'She has observed and she thinks. She has in the abstract the justest
of minds: and that is the curious point about her. But one may say they
are trained at present to be hostile. Some of them fall in love and
strike a truce and still they are foreigners. They have not the same
standard of honour. They might have it from an education in common.'
'But there must be also a lady to govern the girls?' Selina interposed.
'Ah yes; she is not yet found!'
'Would it increase their mutual respect?--or show of respect if you
like?' said Aminta with his last remark at work as the shattering bell
of a city's insurrection in her breast.
'In time under management; catching and grouping them young. A boy who
sees a girl do what he can't and would like to do won't take refuge in
his muscular superiority--which by the way would be lessened.'
'You suppose their capacities are equal?'
'Things are not equal. I suppose their excellencies to make a pretty
nearly equal sum in the end. But we 're not weighing them each. The
question concerns the advantage of both.'
'That seems just!'
Aminta threw no voice into the word 'just.' It was the word of the
heavens assuaging earth's thirst and she was earth to him. Her soul
yearned to the man whose mind conceived it.
She said to Selina: 'We must plan an expedition next year or the year
after and see how the school progresses.'
All three smiled; and Selina touched and held Aminta's hand shyly.
Visions of the unseen Switzerland awed her.
Weyburn named the Spring holiday time the season of the flowering Alpine
robes. He promised welcome pressed for a promise of the visit. Warmly
it was given. 'We will; we will indeed!'
'I shall look forward' he said.
There was nothing else for him or for her except to doat on the passing
minute that slipped when seized. The looking forward turned them to the
looking back at the point they had flown from and yielded a momentary
pleasure enough to stamp some section of a picture on their memories
which was not the burning now Love lives for in the clasp if but of
hands. Desire of it destroyed it. They swung to the future swung to
the present it made the past sensible to the quick of the now they could
not hold. They were lovers.

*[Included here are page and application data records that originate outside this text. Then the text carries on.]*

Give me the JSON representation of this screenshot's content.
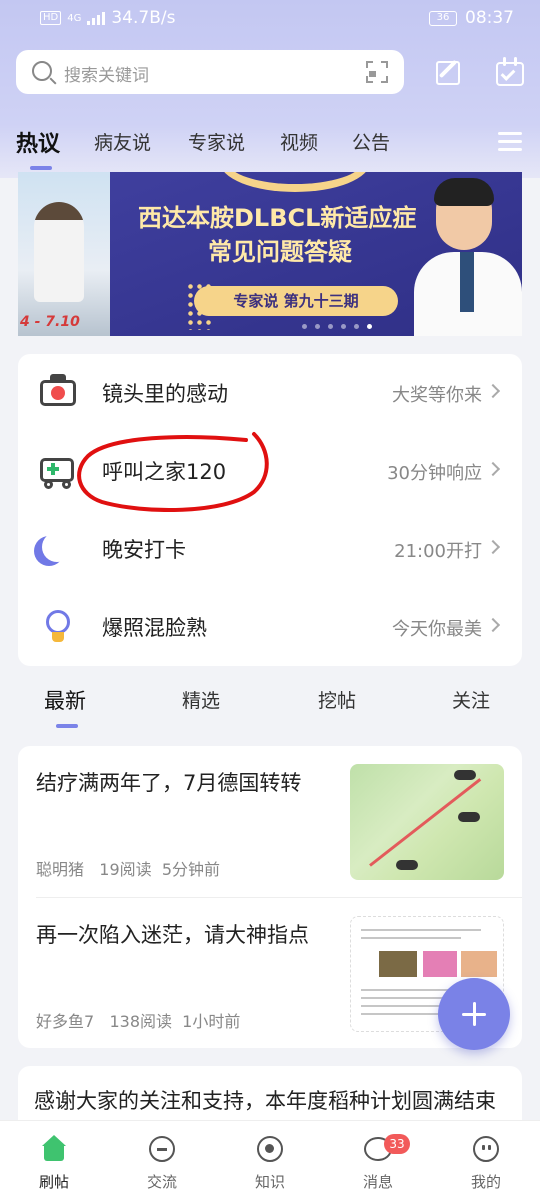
{
  "status_bar": {
    "network_speed": "34.7B/s",
    "signal_label": "HD",
    "network_gen": "4G",
    "battery": "36",
    "time": "08:37"
  },
  "search": {
    "placeholder": "搜索关键词"
  },
  "top_tabs": [
    {
      "label": "热议",
      "active": true
    },
    {
      "label": "病友说"
    },
    {
      "label": "专家说"
    },
    {
      "label": "视频"
    },
    {
      "label": "公告"
    }
  ],
  "banner": {
    "left_date": "4 - 7.10",
    "title_line1": "西达本胺DLBCL新适应症",
    "title_line2": "常见问题答疑",
    "pill": "专家说 第九十三期"
  },
  "features": [
    {
      "name": "镜头里的感动",
      "sub": "大奖等你来",
      "icon": "camera-icon"
    },
    {
      "name": "呼叫之家120",
      "sub": "30分钟响应",
      "icon": "ambulance-icon"
    },
    {
      "name": "晚安打卡",
      "sub": "21:00开打",
      "icon": "moon-icon"
    },
    {
      "name": "爆照混脸熟",
      "sub": "今天你最美",
      "icon": "lightbulb-icon"
    }
  ],
  "feed_tabs": [
    {
      "label": "最新",
      "active": true
    },
    {
      "label": "精选"
    },
    {
      "label": "挖帖"
    },
    {
      "label": "关注"
    }
  ],
  "posts": [
    {
      "title": "结疗满两年了，7月德国转转",
      "author": "聪明猪",
      "reads": "19阅读",
      "time": "5分钟前"
    },
    {
      "title": "再一次陷入迷茫，请大神指点",
      "author": "好多鱼7",
      "reads": "138阅读",
      "time": "1小时前"
    },
    {
      "title": "感谢大家的关注和支持，本年度稻种计划圆满结束"
    }
  ],
  "bottom_nav": [
    {
      "label": "刷帖",
      "icon": "home-icon",
      "active": true
    },
    {
      "label": "交流",
      "icon": "chat-icon"
    },
    {
      "label": "知识",
      "icon": "knowledge-icon"
    },
    {
      "label": "消息",
      "icon": "message-icon",
      "badge": "33"
    },
    {
      "label": "我的",
      "icon": "profile-icon"
    }
  ],
  "colors": {
    "accent": "#7a82e7",
    "badge": "#f25a5a",
    "annotation": "#e01010",
    "home_active": "#3fc36f"
  }
}
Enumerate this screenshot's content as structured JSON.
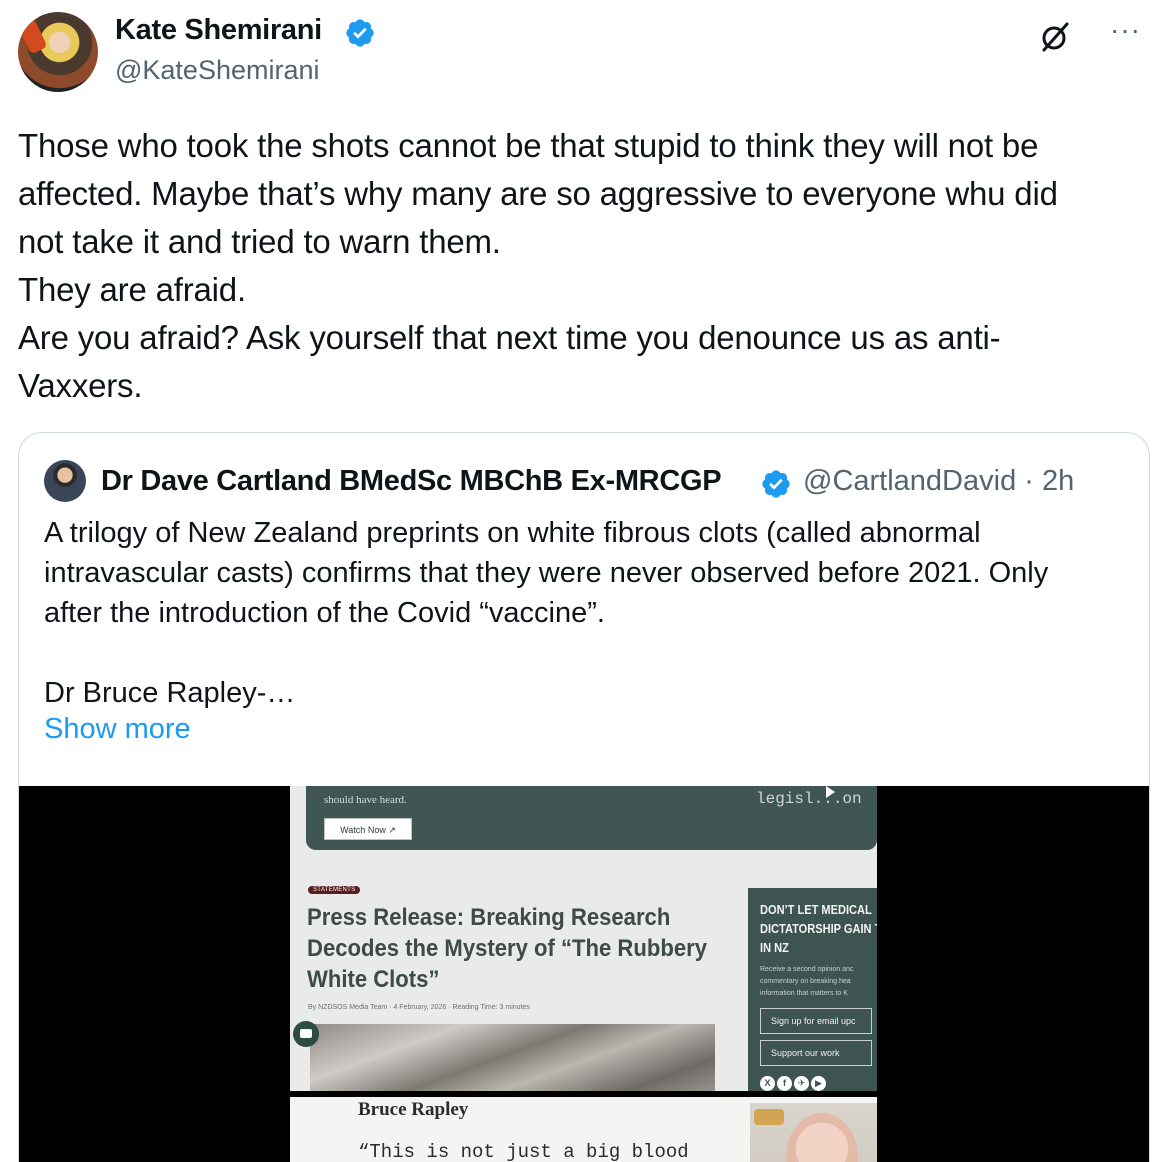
{
  "author": {
    "name": "Kate Shemirani",
    "handle": "@KateShemirani",
    "verified": true
  },
  "header_icons": [
    "grok-icon",
    "more-options-icon"
  ],
  "more_glyph": "···",
  "tweet_lines": [
    "Those who took the shots cannot be that stupid to think they will not be",
    "affected. Maybe that’s why many are  so aggressive to everyone whu did",
    "not take it and tried to warn them.",
    "They are afraid.",
    "Are you afraid? Ask yourself that next time you denounce us as anti-",
    "Vaxxers."
  ],
  "quoted": {
    "name": "Dr Dave Cartland BMedSc MBChB Ex-MRCGP",
    "handle_time": "@CartlandDavid · 2h",
    "verified": true,
    "text_lines": [
      "A trilogy of New Zealand preprints on white fibrous clots (called abnormal",
      "intravascular casts) confirms that they were never observed before 2021. Only",
      "after the introduction of the Covid “vaccine”.",
      "",
      "Dr Bruce Rapley-…"
    ],
    "show_more": "Show more",
    "media": {
      "banner_text": "should have heard.",
      "watch_button": "Watch Now ↗",
      "banner_right": "legisl...on",
      "tag": "STATEMENTS",
      "headline_lines": [
        "Press Release: Breaking Research",
        "Decodes the Mystery of “The Rubbery",
        "White Clots”"
      ],
      "byline": "By NZDSOS Media Team · 4 February, 2026 · Reading Time: 3 minutes",
      "sidebar_title_lines": [
        "DON’T LET MEDICAL",
        "DICTATORSHIP GAIN TR",
        "IN NZ"
      ],
      "sidebar_small_lines": [
        "Receive a second opinion anc",
        "commentary on breaking hea",
        "information that matters to K"
      ],
      "sidebar_button_1": "Sign up for email upc",
      "sidebar_button_2": "Support our work",
      "social_glyphs": [
        "X",
        "f",
        "✈",
        "▶"
      ],
      "lower_name": "Bruce Rapley",
      "lower_quote": "“This is not just a big blood"
    }
  },
  "colors": {
    "text": "#0f1419",
    "secondary": "#536471",
    "link": "#1d9bf0",
    "verified_badge": "#1d9bf0",
    "card_border": "#cfd9de",
    "site_green": "#3d5450"
  }
}
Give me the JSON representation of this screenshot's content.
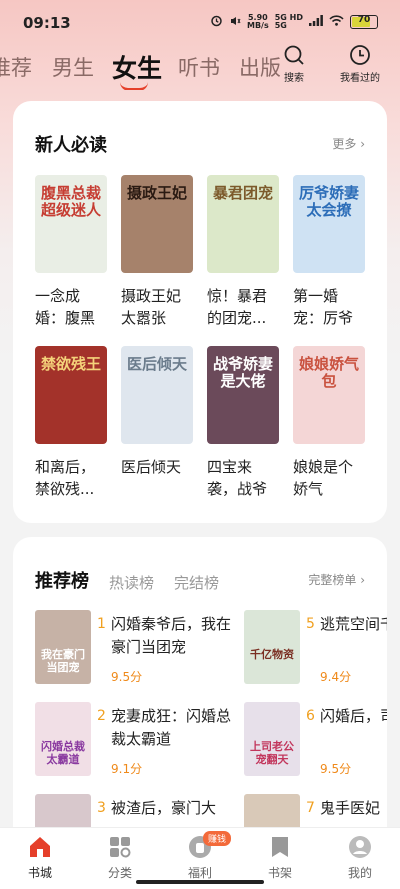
{
  "status": {
    "time": "09:13",
    "speed_top": "5.90",
    "speed_bottom": "MB/s",
    "net_top": "5G HD",
    "net_bottom": "5G",
    "battery": "70"
  },
  "tabs": [
    "推荐",
    "男生",
    "女生",
    "听书",
    "出版"
  ],
  "actions": {
    "search": "搜索",
    "history": "我看过的"
  },
  "new_section": {
    "title": "新人必读",
    "more": "更多",
    "books": [
      {
        "title": "一念成婚：腹黑总...",
        "cover_text": "腹黑总裁超级迷人",
        "bg": "#e9eee5",
        "fg": "#c63d33"
      },
      {
        "title": "摄政王妃太嚣张",
        "cover_text": "摄政王妃",
        "bg": "#a6826b",
        "fg": "#2a1a12"
      },
      {
        "title": "惊！暴君的团宠...",
        "cover_text": "暴君团宠",
        "bg": "#dce8c9",
        "fg": "#7c5a2b"
      },
      {
        "title": "第一婚宠：厉爷娇...",
        "cover_text": "厉爷娇妻太会撩",
        "bg": "#cfe2f3",
        "fg": "#2c6db8"
      },
      {
        "title": "和离后，禁欲残...",
        "cover_text": "禁欲残王",
        "bg": "#a3322a",
        "fg": "#f4d27a"
      },
      {
        "title": "医后倾天",
        "cover_text": "医后倾天",
        "bg": "#dfe6ee",
        "fg": "#6b7c8c"
      },
      {
        "title": "四宝来袭，战爷娇...",
        "cover_text": "战爷娇妻是大佬",
        "bg": "#6b4a5a",
        "fg": "#ffffff"
      },
      {
        "title": "娘娘是个娇气包，...",
        "cover_text": "娘娘娇气包",
        "bg": "#f4d6d6",
        "fg": "#c9523f"
      }
    ]
  },
  "rank_section": {
    "tabs": [
      "推荐榜",
      "热读榜",
      "完结榜"
    ],
    "full": "完整榜单",
    "items": [
      {
        "num": "1",
        "title": "闪婚秦爷后，我在豪门当团宠",
        "score": "9.5分",
        "cover_text": "我在豪门当团宠",
        "bg": "#c6b2a6",
        "fg": "#ffffff"
      },
      {
        "num": "5",
        "title": "逃荒空间千亿物资",
        "score": "9.4分",
        "cover_text": "千亿物资",
        "bg": "#dbe6d8",
        "fg": "#7a2e22"
      },
      {
        "num": "2",
        "title": "宠妻成狂：闪婚总裁太霸道",
        "score": "9.1分",
        "cover_text": "闪婚总裁太霸道",
        "bg": "#f1dfe6",
        "fg": "#8a3aa0"
      },
      {
        "num": "6",
        "title": "闪婚后，司老公宠",
        "score": "9.5分",
        "cover_text": "上司老公宠翻天",
        "bg": "#e7e0ea",
        "fg": "#c2365c"
      },
      {
        "num": "3",
        "title": "被渣后，豪门大",
        "score": "",
        "cover_text": "",
        "bg": "#d8c8cc",
        "fg": "#ffffff"
      },
      {
        "num": "7",
        "title": "鬼手医妃",
        "score": "",
        "cover_text": "",
        "bg": "#d9c9b8",
        "fg": "#ffffff"
      }
    ]
  },
  "nav": {
    "items": [
      "书城",
      "分类",
      "福利",
      "书架",
      "我的"
    ],
    "badge": "赚钱"
  },
  "colors": {
    "accent": "#e53f2a",
    "score": "#ef8a1b"
  }
}
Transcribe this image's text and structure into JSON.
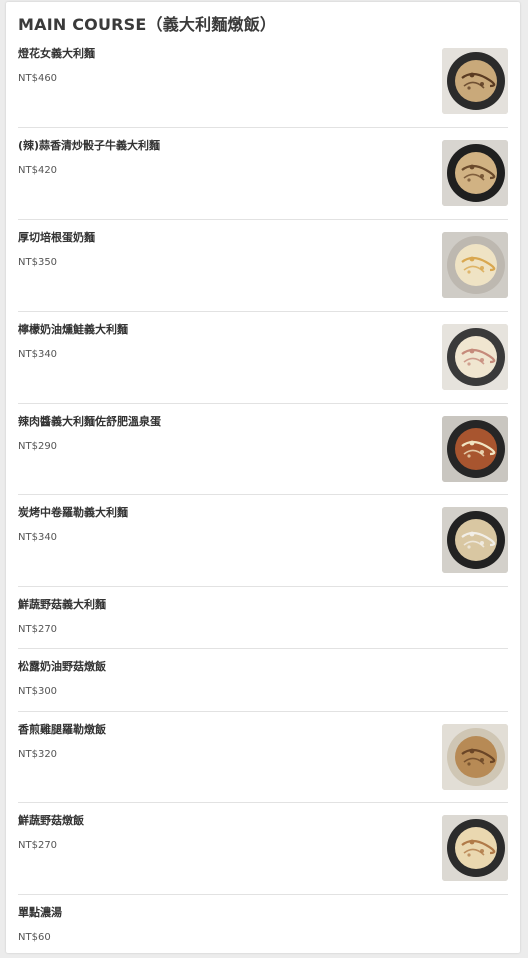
{
  "section": {
    "title": "MAIN COURSE（義大利麵燉飯）"
  },
  "items": [
    {
      "name": "燈花女義大利麵",
      "price": "NT$460",
      "image": "pasta-photo"
    },
    {
      "name": "(辣)蒜香清炒骰子牛義大利麵",
      "price": "NT$420",
      "image": "pasta-photo"
    },
    {
      "name": "厚切培根蛋奶麵",
      "price": "NT$350",
      "image": "pasta-photo"
    },
    {
      "name": "檸檬奶油燻鮭義大利麵",
      "price": "NT$340",
      "image": "pasta-photo"
    },
    {
      "name": "辣肉醬義大利麵佐舒肥溫泉蛋",
      "price": "NT$290",
      "image": "pasta-photo"
    },
    {
      "name": "炭烤中卷羅勒義大利麵",
      "price": "NT$340",
      "image": "pasta-photo"
    },
    {
      "name": "鮮蔬野菇義大利麵",
      "price": "NT$270",
      "image": null
    },
    {
      "name": "松露奶油野菇燉飯",
      "price": "NT$300",
      "image": null
    },
    {
      "name": "香煎雞腿羅勒燉飯",
      "price": "NT$320",
      "image": "risotto-photo"
    },
    {
      "name": "鮮蔬野菇燉飯",
      "price": "NT$270",
      "image": "risotto-photo"
    },
    {
      "name": "單點濃湯",
      "price": "NT$60",
      "image": null
    }
  ]
}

Divided lovers in presence they thought
and they felt in pieces. Feelings and thoughts were forbidden to speech.
She dared look the very little of her heart's fulness without the
disloyalty it would have been in him to let a small peep of his heart be
seen. While her hand was not clasped she could look tenderly and her
fettered state her sense of unworthiness muffled in the deeps would
keep her from the loosening to passion.
He who read through her lustrous transiently dwelling eyes had not that
security. His part besides the watch over the spring of his hot blood
was to combat a host insidious among which was unreason calling her
Browny urging him to take his own to snatch her from a possessor who
forfeited by undervaluing her. This was the truth in a better-ordered
world: she belonged to the man who could help her to grow and to do her
work. But in the world we have around us it was the distorted truth:
and keeping passion down he was able to wish her such happiness as
pertained to safety from shipwreck and for himself that he might
continue to walk in the ranks of the sober citizens.
Oh true and right but she was gloriously beautiful! Day by day she
surpassed the wondrous Browny of old days. All women were eclipsed by
her. She was that fire in the night which lights the night and draws the
night to look at it. And more: this queen of women was beginning to have
a mind at work. One saw already the sprouting of a mind repressed. She
had a distinct ability; the good ambition to use her qualities. She
needed life and air--that is comprehension of her encouragement the
companion mate. With what strength would she now endow him! The pride
in the sharp imagination of possessing her whispered a boast of the
strength her mate would have from her. His need and her need rushed
together somewhere down the skies. They could not he argued be
He had to leave her. Selina shocked at a boldness she could not
understand in herself begged him to stay and tell her of Switzerland
and Alpine flowers and herbs and the valleys for the gold beetle and
the Apollo butterfly. Aminta hinted that Lord Ormont might expect to
find him there if he came the next morning; but she would not try to